The Association of British Travel Agents (ABTA) said there were around 35,000 gastric sickness claims by British holidaymakers in 2016, a 500 per cent rise since 2013 with the problem of false claims very much under the spotlight again this year. The majority of the complaints were reported by claims management companies who cold call tourists once they arrive home. Previously, a loophole allowed dodgy claims management firms to levy unlimited legal costs for incidents that take place overseas. Tour operators fighting the claims have therefore had to pay costs well out of proportion to the damages. Mark Tanzer, chief executive of ABTA said: “Fake claims have been costly to the travel industries in the UK and popular overseas destinations and damaged the reputation of British holidaymakers abroad.” Other hoteliers have warned they will pull holiday deals from the UK market.

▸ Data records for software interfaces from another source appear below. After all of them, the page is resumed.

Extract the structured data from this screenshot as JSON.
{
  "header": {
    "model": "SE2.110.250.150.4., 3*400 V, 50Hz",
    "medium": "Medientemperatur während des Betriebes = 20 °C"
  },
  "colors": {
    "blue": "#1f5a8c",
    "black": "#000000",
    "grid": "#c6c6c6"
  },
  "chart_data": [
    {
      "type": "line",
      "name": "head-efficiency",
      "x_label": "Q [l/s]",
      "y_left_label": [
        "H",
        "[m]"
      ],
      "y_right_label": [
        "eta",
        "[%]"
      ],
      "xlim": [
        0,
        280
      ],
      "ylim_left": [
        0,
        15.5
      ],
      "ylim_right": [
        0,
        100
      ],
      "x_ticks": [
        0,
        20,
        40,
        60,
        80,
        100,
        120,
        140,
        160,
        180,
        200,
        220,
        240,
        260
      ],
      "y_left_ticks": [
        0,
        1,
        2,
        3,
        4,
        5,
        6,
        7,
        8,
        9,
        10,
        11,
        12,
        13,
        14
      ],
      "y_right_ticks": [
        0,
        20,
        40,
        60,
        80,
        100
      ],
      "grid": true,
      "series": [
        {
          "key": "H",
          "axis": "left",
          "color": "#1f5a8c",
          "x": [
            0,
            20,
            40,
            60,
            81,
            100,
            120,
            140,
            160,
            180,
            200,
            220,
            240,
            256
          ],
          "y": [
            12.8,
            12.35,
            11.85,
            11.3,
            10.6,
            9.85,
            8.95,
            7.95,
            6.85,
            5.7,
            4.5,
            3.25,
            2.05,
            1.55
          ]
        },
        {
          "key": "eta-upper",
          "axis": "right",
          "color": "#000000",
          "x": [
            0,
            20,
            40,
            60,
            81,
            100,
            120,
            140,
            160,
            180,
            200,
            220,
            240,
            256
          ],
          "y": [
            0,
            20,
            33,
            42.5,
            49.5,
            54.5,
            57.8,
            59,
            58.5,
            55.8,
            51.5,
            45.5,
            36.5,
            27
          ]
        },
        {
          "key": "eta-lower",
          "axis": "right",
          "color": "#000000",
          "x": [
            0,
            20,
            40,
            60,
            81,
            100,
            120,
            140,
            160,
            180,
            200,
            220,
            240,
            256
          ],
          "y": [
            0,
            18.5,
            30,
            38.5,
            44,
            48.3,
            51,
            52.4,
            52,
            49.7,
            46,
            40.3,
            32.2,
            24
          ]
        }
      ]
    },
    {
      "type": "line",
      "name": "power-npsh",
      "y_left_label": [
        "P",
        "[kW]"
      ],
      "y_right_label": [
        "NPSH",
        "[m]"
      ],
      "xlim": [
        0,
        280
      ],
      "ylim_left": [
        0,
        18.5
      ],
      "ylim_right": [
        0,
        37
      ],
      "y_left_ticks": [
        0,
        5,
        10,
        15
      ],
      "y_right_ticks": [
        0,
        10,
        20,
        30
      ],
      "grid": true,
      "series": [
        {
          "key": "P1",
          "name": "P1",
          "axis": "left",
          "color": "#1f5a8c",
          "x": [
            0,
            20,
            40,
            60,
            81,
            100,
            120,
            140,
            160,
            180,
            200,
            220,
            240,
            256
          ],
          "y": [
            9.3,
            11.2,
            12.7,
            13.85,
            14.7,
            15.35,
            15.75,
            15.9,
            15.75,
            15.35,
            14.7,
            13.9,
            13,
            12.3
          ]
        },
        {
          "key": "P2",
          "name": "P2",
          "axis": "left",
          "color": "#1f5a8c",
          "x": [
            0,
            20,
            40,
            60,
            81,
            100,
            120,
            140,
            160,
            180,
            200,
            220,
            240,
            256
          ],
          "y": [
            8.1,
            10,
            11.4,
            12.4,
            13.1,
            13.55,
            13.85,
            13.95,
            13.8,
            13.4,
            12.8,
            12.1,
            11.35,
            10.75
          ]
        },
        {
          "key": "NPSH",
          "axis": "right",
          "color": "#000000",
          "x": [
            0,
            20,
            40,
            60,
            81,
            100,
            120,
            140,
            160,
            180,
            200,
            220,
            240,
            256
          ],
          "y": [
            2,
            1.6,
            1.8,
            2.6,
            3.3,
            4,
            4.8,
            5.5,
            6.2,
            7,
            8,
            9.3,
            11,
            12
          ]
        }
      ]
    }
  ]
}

Claim firms suggested that a receipt for Imodium, a common over-the-counter treatment for diarrhoea, was sufficient enough to launch a claim. Many hoteliers preferred to settle to avoid hassle, and the government estimates the hospitality industry has paid out at least £240 million, with hotels in Majorca alone paying out £42 million in 2016.
But in order to save the sanity and livelihood of the travel industry, there has been a concerted legal fightback before the peak of this year’s summer season. The British government asked the Civil Procedure Rule Committee, which is responsible for setting rules on legal costs, to consider bringing package holiday claims under the same rules as personal injury claims, which has since come in to effect. The new law limits the costs firms can command for making holiday sickness claims.